Two SHU Biology Majors Win Top Honors in Science Research Competition
Two Sacred Heart Biology students were honored in an undergraduate research competition that pitted them against students from some of America’s most competitive universities at the Sigma Xi conference held April 19 at Cornell University in Ithaca, N.Y.
The annual regional conference featured poster presentations of undergraduate and graduate research in biology, chemistry, physics, astronomy, mathematics and psychology. Sacred Heart students presented 13 out of 63 undergraduate posters.
Jillian Koster, a 21-year-old junior and pre-med student from Hackensack, N.J., and Michelle Mortali, 21, of Hamden, were only two of three students honored for their research out of nearly 80 who presented from 34 colleges and universities.
Koster received the only undergraduate award for her poster presentation of “The Role of Bacterial Endonuclease V in Nitrous Acid Mutagenesis under Aerobic Growth Conditions.”
Both women presented research they had done in conjunction with a faculty advisor. They competed against undergraduate researchers from Harvard, Cornell, four State University of New York schools, Rensselaer Polytechnic Institute, the University of Massachusetts, and other research-intensive institutions across the Northeast. They presented the research in poster form to groups of academics and judges. Judges returned three times to review the projects in which they were interested.
“They wanted to know how it was done and why,” said Koster.
Her study was conducted with faculty advisor and Associate Professor of Biology Suzanne Deschênes, Ph.D. They examined the role of a specific enzyme in repairing DNA mutations caused when sodium nitrite — a compound present in processed meats — mixes with acidic solutions in the body. The body’s natural mechanism for repairing such mutations is called DNA mismatch repair.
Koster, who will graduate in December, plans to become a physician. She and Deschênes will continue their study to gauge the impact of nutrition on health.
“We can see if people who are MMR deficient are more prone to cancer based on eating these foods that have sodium nitrate in them,” Koster said.
Mortali, a senior who will pursue a Master’s in Education at the University of New Haven next year, and Associate Professor of Biology Barbara Pierce, Ph.D., examined whether four fruits and three seeds indigenous to Veteran’s Memorial Park in Bridgeport can sustain two species of migrating songbirds for one day.
“These forest fragments provided a good habitat for them to stop in,” Mortali said.
The research is important because the City of Bridgeport plans to cut down many of the park’s trees to build athletic fields.

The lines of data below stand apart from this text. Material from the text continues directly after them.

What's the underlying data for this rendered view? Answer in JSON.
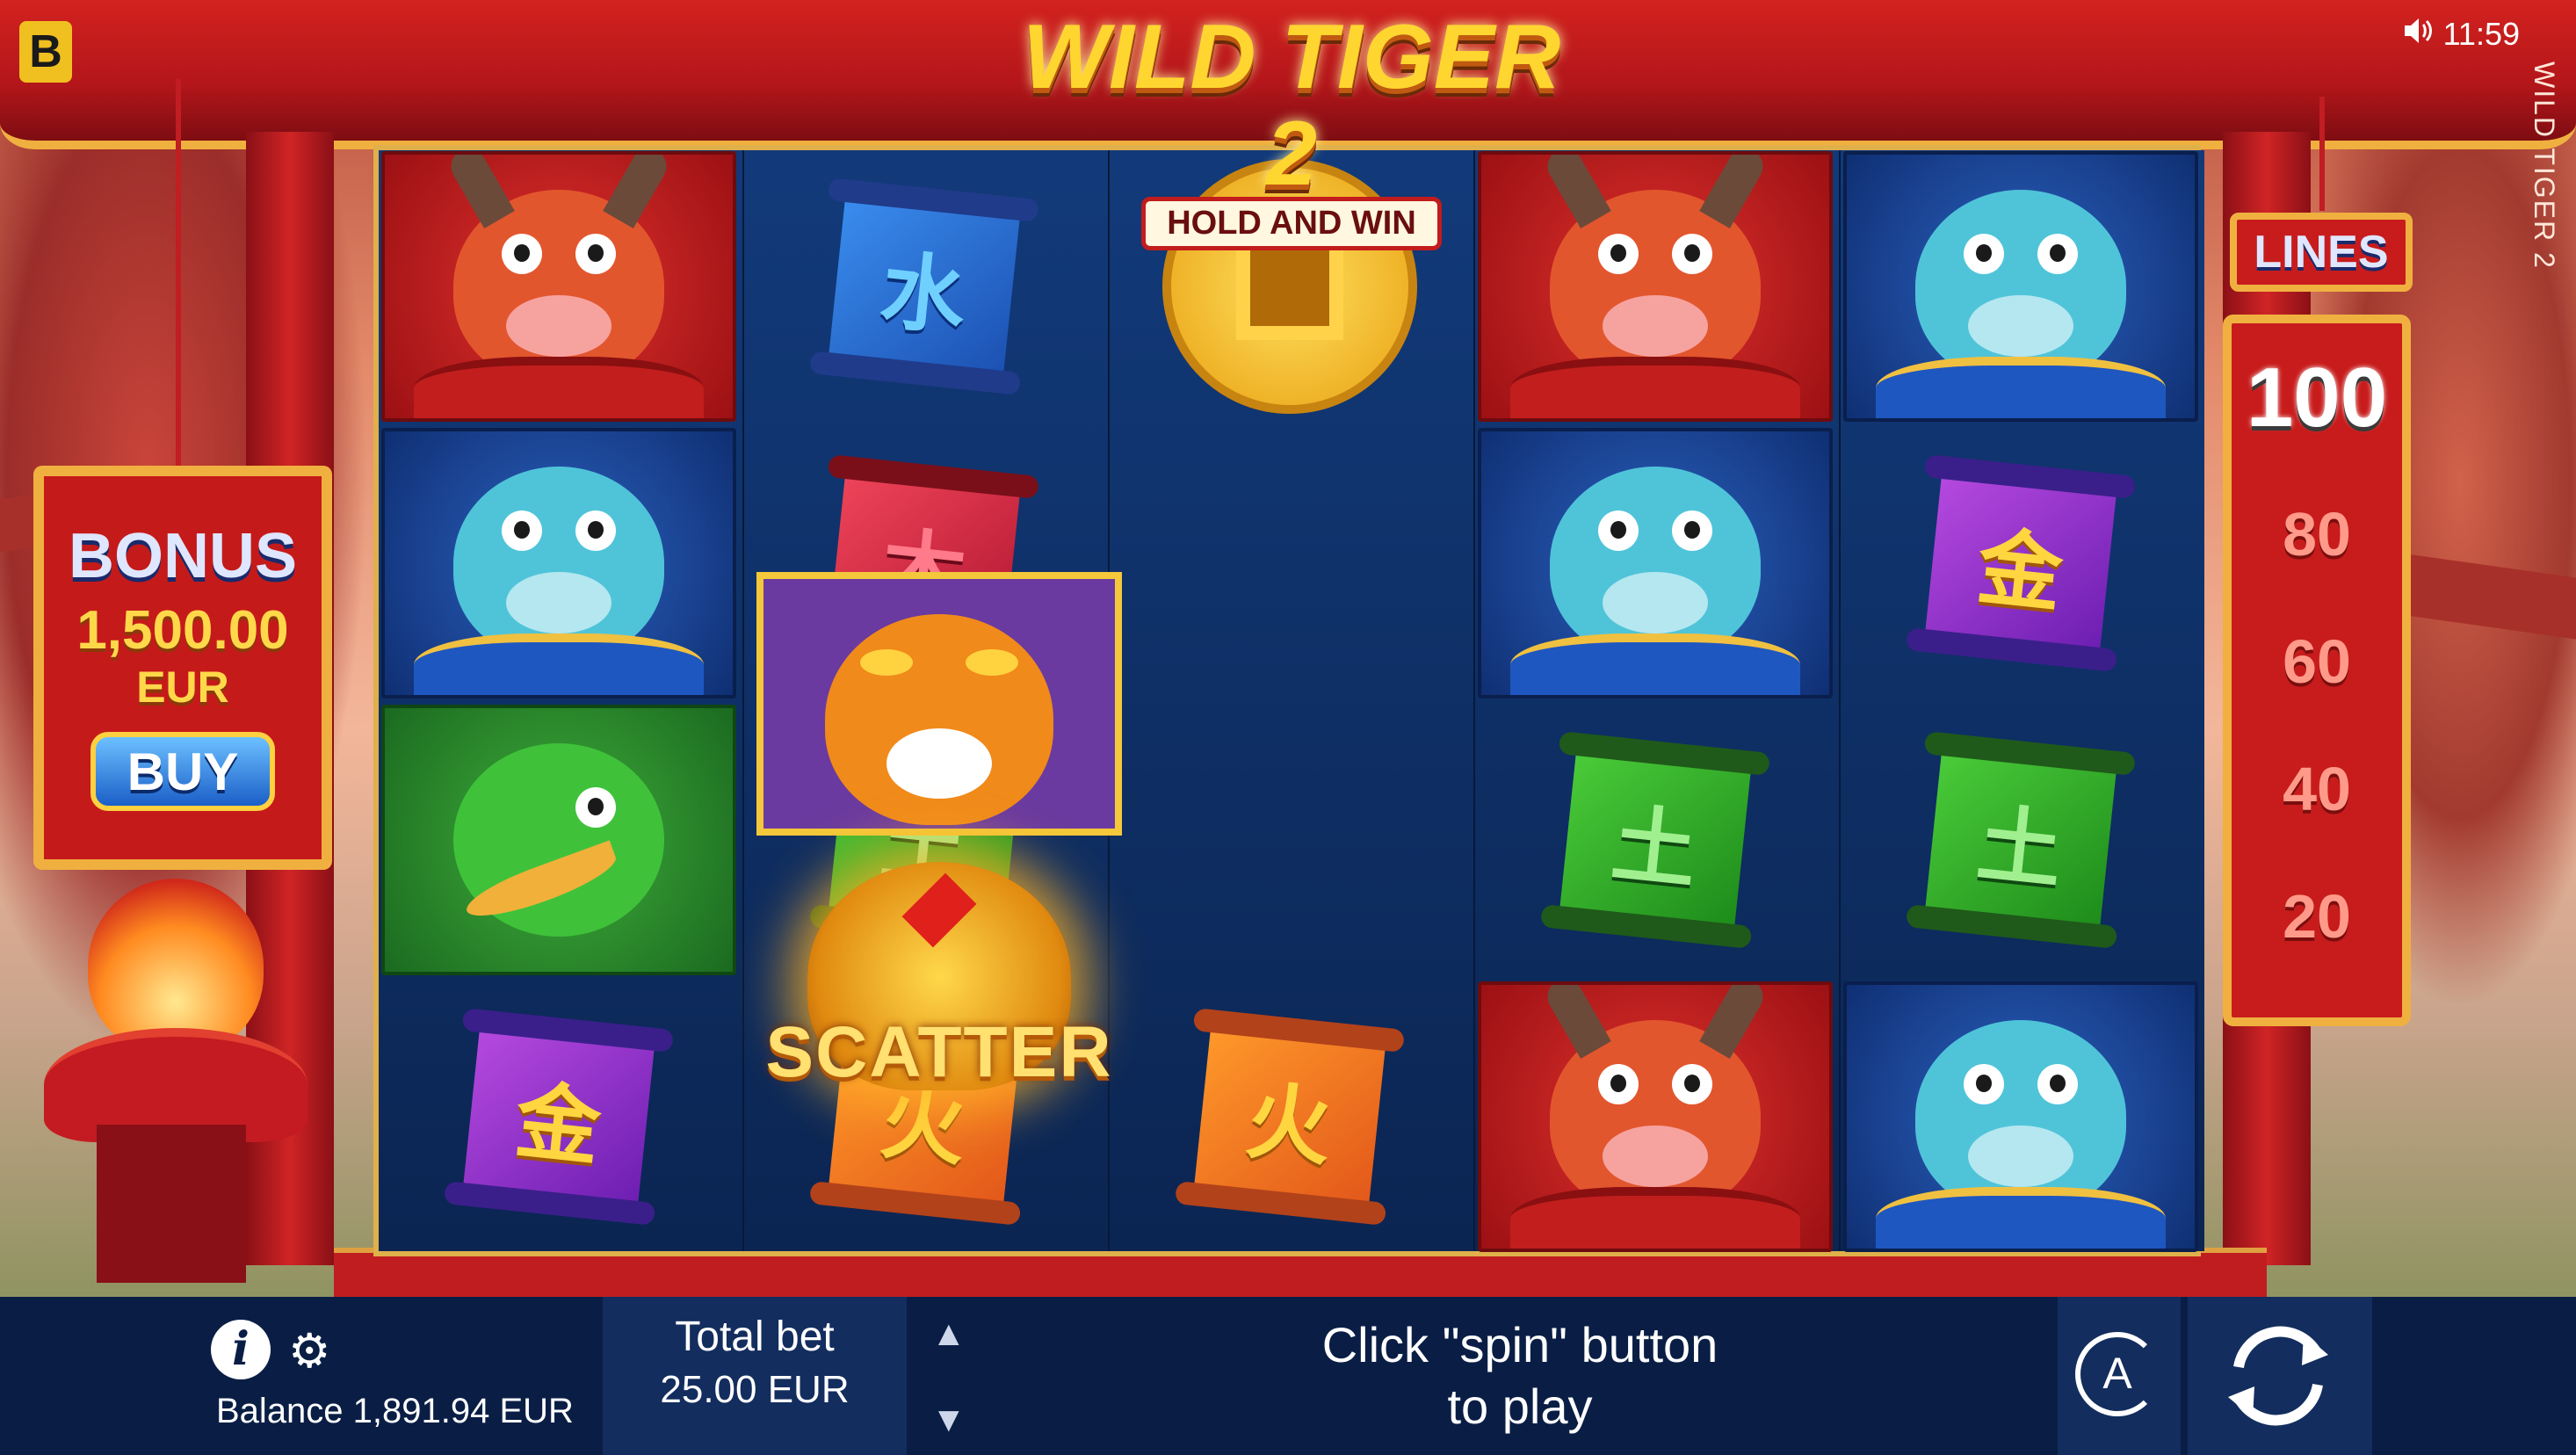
{
  "brand": {
    "letter": "B"
  },
  "status": {
    "time": "11:59",
    "sound_icon": "speaker-icon"
  },
  "game_title_vertical": "WILD TIGER 2",
  "logo": {
    "title": "WILD TIGER 2",
    "subtitle": "HOLD AND WIN"
  },
  "bonus": {
    "title": "BONUS",
    "amount": "1,500.00",
    "currency": "EUR",
    "buy_label": "BUY"
  },
  "lines": {
    "header": "LINES",
    "options": [
      "100",
      "80",
      "60",
      "40",
      "20"
    ],
    "selected": "100"
  },
  "reels": [
    [
      "bull",
      "frog",
      "crane",
      "scroll-purple"
    ],
    [
      "scroll-blue",
      "scroll-red",
      "scroll-green",
      "scroll-orange"
    ],
    [
      "coin",
      "tiger",
      "scatter",
      "scroll-orange"
    ],
    [
      "bull",
      "frog",
      "scroll-green",
      "bull"
    ],
    [
      "frog",
      "scroll-purple",
      "scroll-green",
      "frog"
    ]
  ],
  "symbols": {
    "scatter_label": "SCATTER",
    "glyph_water": "水",
    "glyph_wood": "木",
    "glyph_earth": "土",
    "glyph_metal": "金",
    "glyph_fire": "火"
  },
  "bottom_bar": {
    "info_label": "i",
    "gear_icon": "gear-icon",
    "balance": "Balance 1,891.94 EUR",
    "total_bet_label": "Total bet",
    "total_bet_value": "25.00 EUR",
    "bet_up": "▲",
    "bet_down": "▼",
    "prompt_line1": "Click \"spin\" button",
    "prompt_line2": "to play",
    "autoplay_label": "A",
    "spin_icon": "spin-icon"
  },
  "colors": {
    "accent_gold": "#f0b040",
    "frame_red": "#c81c1c",
    "bar_navy": "#0a1e45"
  }
}
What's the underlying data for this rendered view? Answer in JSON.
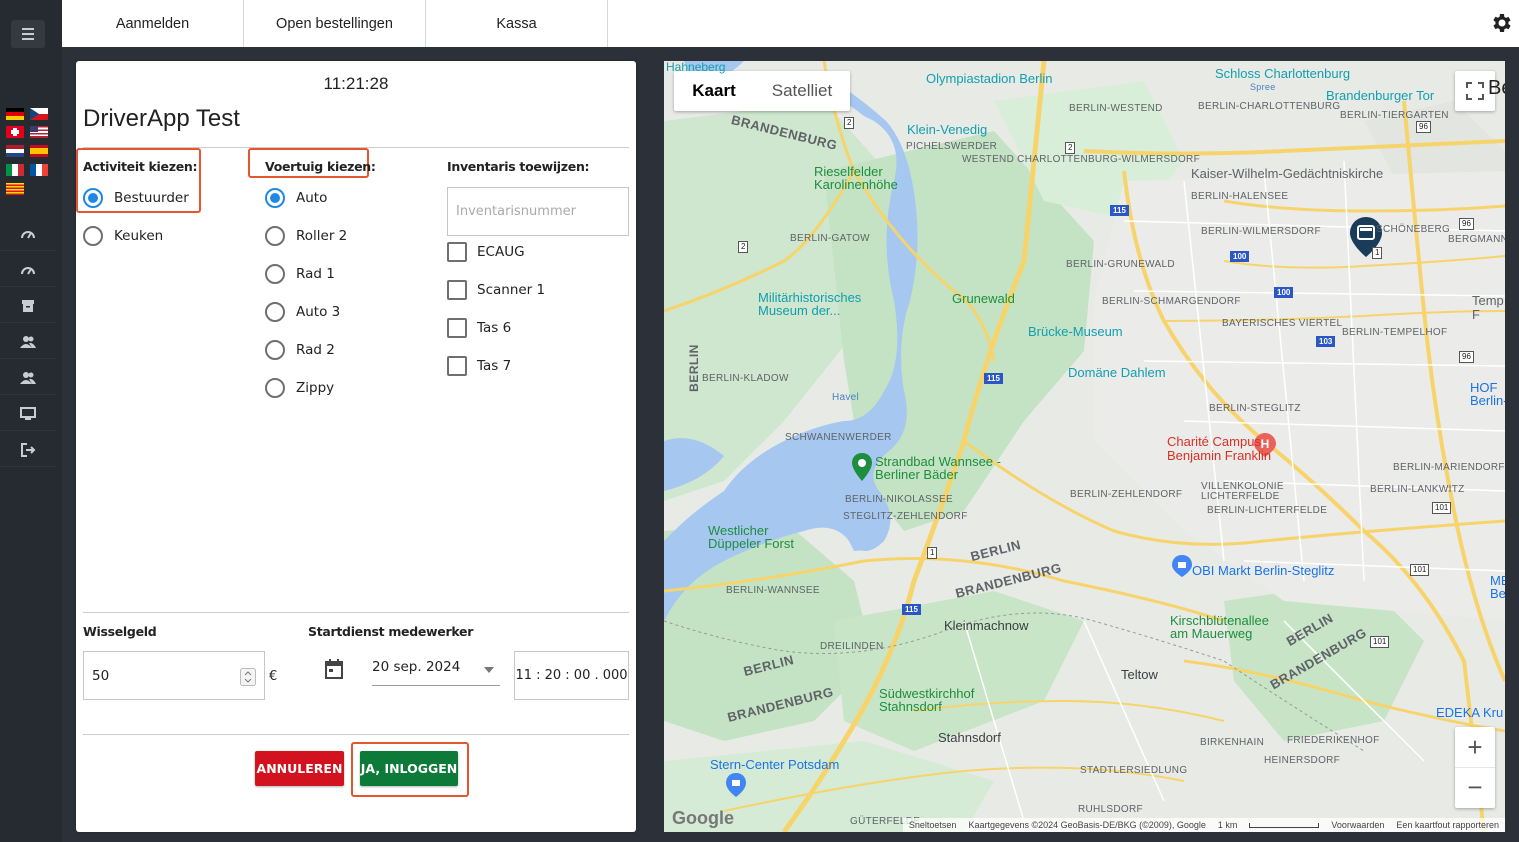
{
  "topbar": {
    "tabs": [
      "Aanmelden",
      "Open bestellingen",
      "Kassa"
    ]
  },
  "sidebar": {
    "flags": [
      "de",
      "cz",
      "ch",
      "us",
      "nl",
      "es",
      "it",
      "fr",
      "ca"
    ],
    "nav_icons": [
      "speedometer-icon",
      "speedometer-icon",
      "archive-icon",
      "users-icon",
      "users-icon",
      "monitor-icon",
      "logout-icon"
    ]
  },
  "panel": {
    "clock": "11:21:28",
    "title": "DriverApp Test",
    "activity": {
      "label": "Activiteit kiezen:",
      "options": [
        "Bestuurder",
        "Keuken"
      ],
      "selected": "Bestuurder"
    },
    "vehicle": {
      "label": "Voertuig kiezen:",
      "options": [
        "Auto",
        "Roller 2",
        "Rad 1",
        "Auto 3",
        "Rad 2",
        "Zippy"
      ],
      "selected": "Auto"
    },
    "inventory": {
      "label": "Inventaris toewijzen:",
      "placeholder": "Inventarisnummer",
      "items": [
        "ECAUG",
        "Scanner 1",
        "Tas 6",
        "Tas 7"
      ]
    },
    "change_money": {
      "label": "Wisselgeld",
      "value": "50",
      "currency": "€"
    },
    "start_shift": {
      "label": "Startdienst medewerker",
      "date": "20 sep. 2024",
      "time": "11 : 20 : 00 . 000"
    },
    "buttons": {
      "cancel": "ANNULEREN",
      "confirm": "JA, INLOGGEN"
    }
  },
  "map": {
    "type_buttons": [
      "Kaart",
      "Satelliet"
    ],
    "selected_type": "Kaart",
    "footer": {
      "logo": "Google",
      "shortcuts": "Sneltoetsen",
      "attribution": "Kaartgegevens ©2024 GeoBasis-DE/BKG (©2009), Google",
      "scale": "1 km",
      "terms": "Voorwaarden",
      "report": "Een kaartfout rapporteren"
    },
    "labels": {
      "olympiastadion": "Olympiastadion Berlin",
      "schloss": "Schloss Charlottenburg",
      "spree": "Spree",
      "brandenburger_tor": "Brandenburger Tor",
      "westend": "BERLIN-WESTEND",
      "charlottenburg": "BERLIN-CHARLOTTENBURG",
      "tiergarten": "BERLIN-TIERGARTEN",
      "brandenburg1": "BRANDENBURG",
      "klein_venedig": "Klein-Venedig",
      "pichelswerder": "PICHELSWERDER",
      "westend_wilm": "WESTEND CHARLOTTENBURG-WILMERSDORF",
      "rieselfelder": "Rieselfelder Karolinenhöhe",
      "kaiser": "Kaiser-Wilhelm-Gedächtniskirche",
      "halensee": "BERLIN-HALENSEE",
      "wilmersdorf": "BERLIN-WILMERSDORF",
      "schoneberg": "SCHÖNEBERG",
      "bergmann": "BERGMANN",
      "gatow": "BERLIN-GATOW",
      "grunewald_dist": "BERLIN-GRUNEWALD",
      "grunewald": "Grunewald",
      "schmargendorf": "BERLIN-SCHMARGENDORF",
      "militar": "Militärhistorisches Museum der...",
      "brucke": "Brücke-Museum",
      "tempelhof": "BERLIN-TEMPELHOF",
      "bayerisches": "BAYERISCHES VIERTEL",
      "domane": "Domäne Dahlem",
      "berlin_vert": "BERLIN",
      "kladow": "BERLIN-KLADOW",
      "havel": "Havel",
      "steglitz": "BERLIN-STEGLITZ",
      "schwanenwerder": "SCHWANENWERDER",
      "charite": "Charité Campus Benjamin Franklin",
      "strandbad": "Strandbad Wannsee - Berliner Bäder",
      "mariendorf": "BERLIN-MARIENDORF",
      "nikolassee": "BERLIN-NIKOLASSEE",
      "zehlendorf": "BERLIN-ZEHLENDORF",
      "villenkolonie": "VILLENKOLONIE LICHTERFELDE",
      "lankwitz": "BERLIN-LANKWITZ",
      "steglitz_zehl": "STEGLITZ-ZEHLENDORF",
      "lichterfelde": "BERLIN-LICHTERFELDE",
      "westlicher": "Westlicher Düppeler Forst",
      "berlin2": "BERLIN",
      "obi": "OBI Markt Berlin-Steglitz",
      "brandenburg2": "BRANDENBURG",
      "wannsee": "BERLIN-WANNSEE",
      "kirschbluten": "Kirschblütenallee am Mauerweg",
      "kleinmachnow": "Kleinmachnow",
      "dreilinden": "DREILINDEN",
      "berlin3": "BERLIN",
      "brandenburg3": "BRANDENBURG",
      "berlin4": "BERLIN",
      "brandenburg4": "BRANDENBURG",
      "teltow": "Teltow",
      "sudwest": "Südwestkirchhof Stahnsdorf",
      "brandenburg5": "BRANDENBURG",
      "stahnsdorf": "Stahnsdorf",
      "birkenhain": "BIRKENHAIN",
      "friedericken": "FRIEDERIKENHOF",
      "heinersdorf": "HEINERSDORF",
      "stern": "Stern-Center Potsdam",
      "stadtlers": "STADTLERSIEDLUNG",
      "ruhlsdorf": "RUHLSDORF",
      "guterfelde": "GÜTERFELDE",
      "edeka": "EDEKA Kru",
      "ho": "HOF Berlin-",
      "mb": "MB Be",
      "hahneberg": "Hahneberg",
      "berlin_top": "Be",
      "temp_right": "Temp F"
    }
  }
}
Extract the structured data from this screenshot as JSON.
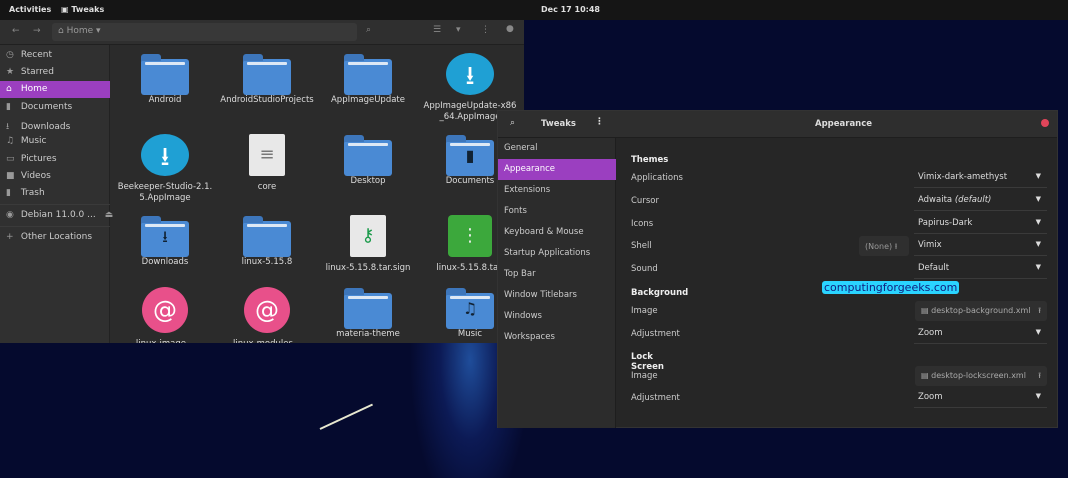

However, the research showed that the park is an important resting place for the Hermit Thrush and Yellow-Rumped Warblers on a north-south migratory route. Her presentation of the study, “Does an urban forest fragment provide quality foods for migrating songbirds?” was only one of two to receive an honorable mention.
“I enjoyed walking around and seeing everyone else’s research,” Mortali said. Judges asked her in-depth questions about the methodology, techniques, and equipment that she and Pierce used. “It was a great experience to talk about a year’s worth of work.”
The honorable mention imbued Mortali with a sense of confidence and achievement.
“To be able to go there and present it and explain it to others…that’s why I want to become a teacher,” Morali said. “I have such a love for science and I want to share it with other people. This experience allowed me to do that.”